### Defining the Puzzle:

We need to find which from given numbers are “more powerful” than others which means as follow:

List all Powerful numbers.
A powerful is number is that number which is perfectly divisible by square of all its Prime factors.
Ex. 225 — Prime factors are 3 and 5. In turn, 225 is perfectly divided by both 3*3 and 5*5.

library(tidyverse)
library(primes)
library(data.table)

input = read_excel(“Powerful Numbers.xlsx”, range = “A1:A10”)
test = read_excel(“Powerful Numbers.xlsx”, range = “B1:B6”)

### Approach 1: Tidyverse with purrr

is_powerful = function(number) {
vec_primes = prime_factors(number)
count_vec = vec_primes %>% as.data.frame() %>% select(num = 1) %>% group_by(num) %>%
summarise(a = n())
check = all(count_vec\$a > 1)
return(check)
}

result = input %>%
mutate(is_powerful = map(Numbers, is_powerful)) %>%
filter(is_powerful == TRUE) %>%
select(Numbers)

### Approach 2: Data.table

We will use exactly the same so today, so only method of calling it changes. So today DT version is up.

setDT(input)
input[, is_powerful := sapply(Numbers, is_powerful)]
result <- input[is_powerful == TRUE, .(Numbers)]

### Validating Our Solutions:

# [1] TRUE

# [1] TRUE

If you like my publications or have your own ways to solve those puzzles in R, Python or whatever tool you choose, let me know.
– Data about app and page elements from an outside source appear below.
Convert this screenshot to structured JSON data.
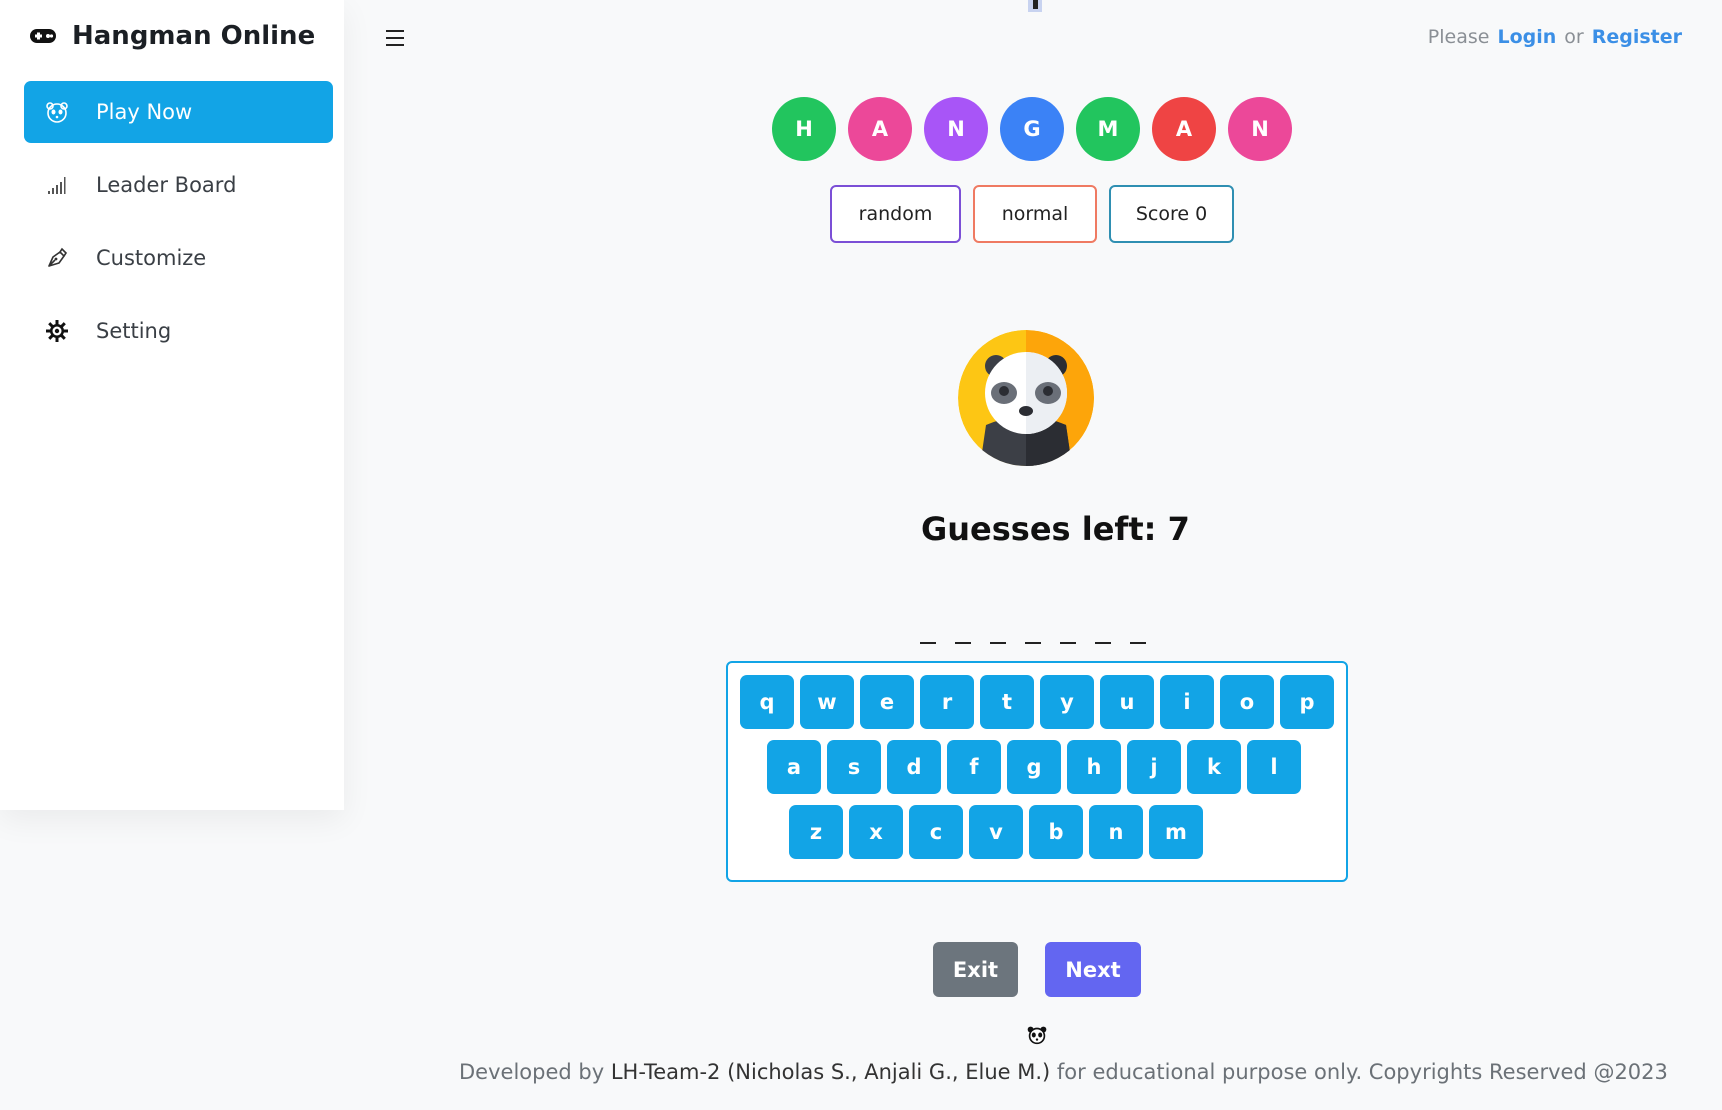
{
  "app": {
    "brand_title": "Hangman Online",
    "brand_icon": "gamepad-icon"
  },
  "sidebar": {
    "items": [
      {
        "label": "Play Now",
        "icon": "panda-icon",
        "active": true
      },
      {
        "label": "Leader Board",
        "icon": "signal-bars-icon",
        "active": false
      },
      {
        "label": "Customize",
        "icon": "pen-nib-icon",
        "active": false
      },
      {
        "label": "Setting",
        "icon": "gear-icon",
        "active": false
      }
    ],
    "active_color": "#12a4e6"
  },
  "topbar": {
    "auth_prefix": "Please",
    "login_label": "Login",
    "auth_middle": "or",
    "register_label": "Register"
  },
  "title_letters": [
    {
      "letter": "H",
      "color": "#22c55e"
    },
    {
      "letter": "A",
      "color": "#ec4899"
    },
    {
      "letter": "N",
      "color": "#a855f7"
    },
    {
      "letter": "G",
      "color": "#3b82f6"
    },
    {
      "letter": "M",
      "color": "#22c55e"
    },
    {
      "letter": "A",
      "color": "#ef4444"
    },
    {
      "letter": "N",
      "color": "#ec4899"
    }
  ],
  "badges": {
    "category": "random",
    "difficulty": "normal",
    "score": "Score 0"
  },
  "game": {
    "guesses_text": "Guesses left: 7",
    "word_length": 7
  },
  "keyboard": {
    "rows": [
      [
        "q",
        "w",
        "e",
        "r",
        "t",
        "y",
        "u",
        "i",
        "o",
        "p"
      ],
      [
        "a",
        "s",
        "d",
        "f",
        "g",
        "h",
        "j",
        "k",
        "l"
      ],
      [
        "z",
        "x",
        "c",
        "v",
        "b",
        "n",
        "m"
      ]
    ]
  },
  "actions": {
    "exit_label": "Exit",
    "next_label": "Next"
  },
  "footer": {
    "prefix": "Developed by",
    "team": "LH-Team-2 (Nicholas S., Anjali G., Elue M.)",
    "suffix": "for educational purpose only. Copyrights Reserved @2023"
  }
}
Powerful Numbers was originally published in Numbers around us on Medium, where people are continuing the conversation by highlighting and responding to this story.